How does child abuse affect you as an adult?
In very simple terms, life’s challenges are more difficult and seem more threatening to you. Adults who were abused as children have less developed coping skills and therefore are overwhelmed more easily and seem to react to stress in self-defeating ways. Here is a list of symptoms people with traumatic childhoods can have:
- Low self-esteem
- Difficulty trusting people
- Difficulty choosing a supportive partner in relationships
- Difficulty with finding and keeping friends
- Feelings of powerlessness
- Feelings of fear
- Feeling like a “bad” person
- Feeling angry at the world
- Denial of feelings
- Partial or complete forgetting of childhood memories
- Physical health problems
- Depression and anxiety/panic
- Alcohol or drug problems
This is a long list!

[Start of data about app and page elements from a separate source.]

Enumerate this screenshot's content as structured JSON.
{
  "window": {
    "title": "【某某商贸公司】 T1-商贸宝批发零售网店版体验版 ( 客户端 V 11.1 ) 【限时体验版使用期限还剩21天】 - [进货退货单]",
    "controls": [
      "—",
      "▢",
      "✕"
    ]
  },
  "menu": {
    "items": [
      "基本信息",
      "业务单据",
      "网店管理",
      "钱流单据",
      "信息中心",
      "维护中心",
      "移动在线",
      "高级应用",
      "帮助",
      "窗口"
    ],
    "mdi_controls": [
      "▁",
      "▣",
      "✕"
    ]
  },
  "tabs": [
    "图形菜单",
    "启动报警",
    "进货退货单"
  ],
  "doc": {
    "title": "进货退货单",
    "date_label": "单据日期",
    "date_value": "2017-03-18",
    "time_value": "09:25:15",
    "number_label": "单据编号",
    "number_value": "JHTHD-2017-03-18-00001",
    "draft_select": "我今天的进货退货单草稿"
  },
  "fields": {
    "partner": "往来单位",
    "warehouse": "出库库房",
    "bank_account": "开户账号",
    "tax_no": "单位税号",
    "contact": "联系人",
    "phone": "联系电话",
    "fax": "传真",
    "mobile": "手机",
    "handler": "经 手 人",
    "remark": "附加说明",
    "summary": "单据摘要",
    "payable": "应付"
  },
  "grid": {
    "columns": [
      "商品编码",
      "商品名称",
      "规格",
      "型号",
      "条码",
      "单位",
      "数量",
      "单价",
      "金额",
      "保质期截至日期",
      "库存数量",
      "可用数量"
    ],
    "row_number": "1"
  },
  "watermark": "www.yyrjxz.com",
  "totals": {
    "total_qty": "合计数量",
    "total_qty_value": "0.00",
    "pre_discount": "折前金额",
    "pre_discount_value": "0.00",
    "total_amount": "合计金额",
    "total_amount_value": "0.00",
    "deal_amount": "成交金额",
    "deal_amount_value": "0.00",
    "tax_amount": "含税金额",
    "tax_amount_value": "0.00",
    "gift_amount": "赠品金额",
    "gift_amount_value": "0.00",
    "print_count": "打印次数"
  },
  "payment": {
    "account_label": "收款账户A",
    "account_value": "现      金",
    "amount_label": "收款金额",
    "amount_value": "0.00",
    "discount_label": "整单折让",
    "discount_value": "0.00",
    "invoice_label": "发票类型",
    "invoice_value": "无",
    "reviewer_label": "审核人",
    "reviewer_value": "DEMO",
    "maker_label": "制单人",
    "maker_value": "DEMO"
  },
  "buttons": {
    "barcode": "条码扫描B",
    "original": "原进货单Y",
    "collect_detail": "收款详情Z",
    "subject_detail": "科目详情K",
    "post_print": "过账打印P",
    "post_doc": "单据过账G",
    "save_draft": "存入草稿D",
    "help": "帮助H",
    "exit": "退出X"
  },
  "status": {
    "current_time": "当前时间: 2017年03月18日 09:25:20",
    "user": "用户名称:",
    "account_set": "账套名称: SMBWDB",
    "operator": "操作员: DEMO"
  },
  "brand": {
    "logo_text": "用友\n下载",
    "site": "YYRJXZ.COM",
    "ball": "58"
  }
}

Abuse is very hurtful to children and leaves wounds that cause many kinds of suffering and difficulty. However, there is help.
How can child abuse treatment help you?
As Alice Miller (author of Drama of the Gifted Child) says, people need an “enlightened witness” to the childhood pain in order to heal—someone who can listen without judgment and help uncover the impact that the experience had on who you were then and who you are now. The relationship that develops with your therapist can fulfill this need. We feel this relationship is a very important part of child abuse treatment. As you feel safer, you can begin to understand more about your feelings: fear, anger, and sadness; feelings you may not have been allowed to have as a child. A child abuse counselor can help you learn how to soothe and comfort yourself and understand how to be a different parent to yourself. This work can help you break the cycle of abuse with your own children. Self-understanding can lead to self-acceptance, and an ability to relate better to others with less anger, more empowerment, and more feelings of self-worth. Along the healing path, there are many kinds of child abuse therapy. At Women’s Therapy Services we offer EMDR (Eye Movement Desensitization and Reprocessing) which is a form of therapy that can help reprocess and integrate the traumas you have experienced. We also offer creative therapy with an emphasis on writing for healing. Creativity is another powerful healing tool. Sometimes when it feels like there is nothing you can DO, creating something, a collage, a drawing, painting, story, or poem, even if it feels like the most modest or small effort, can be helpful. It is important that child abuse help for trauma survivors is sensitive to the needs of survivors, providing a safe place to feel your feelings, heal your wounds and learn how to thrive.
Please feel free to call Marlena Kushner (415)563-2759 or Phyllis Klein (415)273-1036 for more information or to set up an appointment.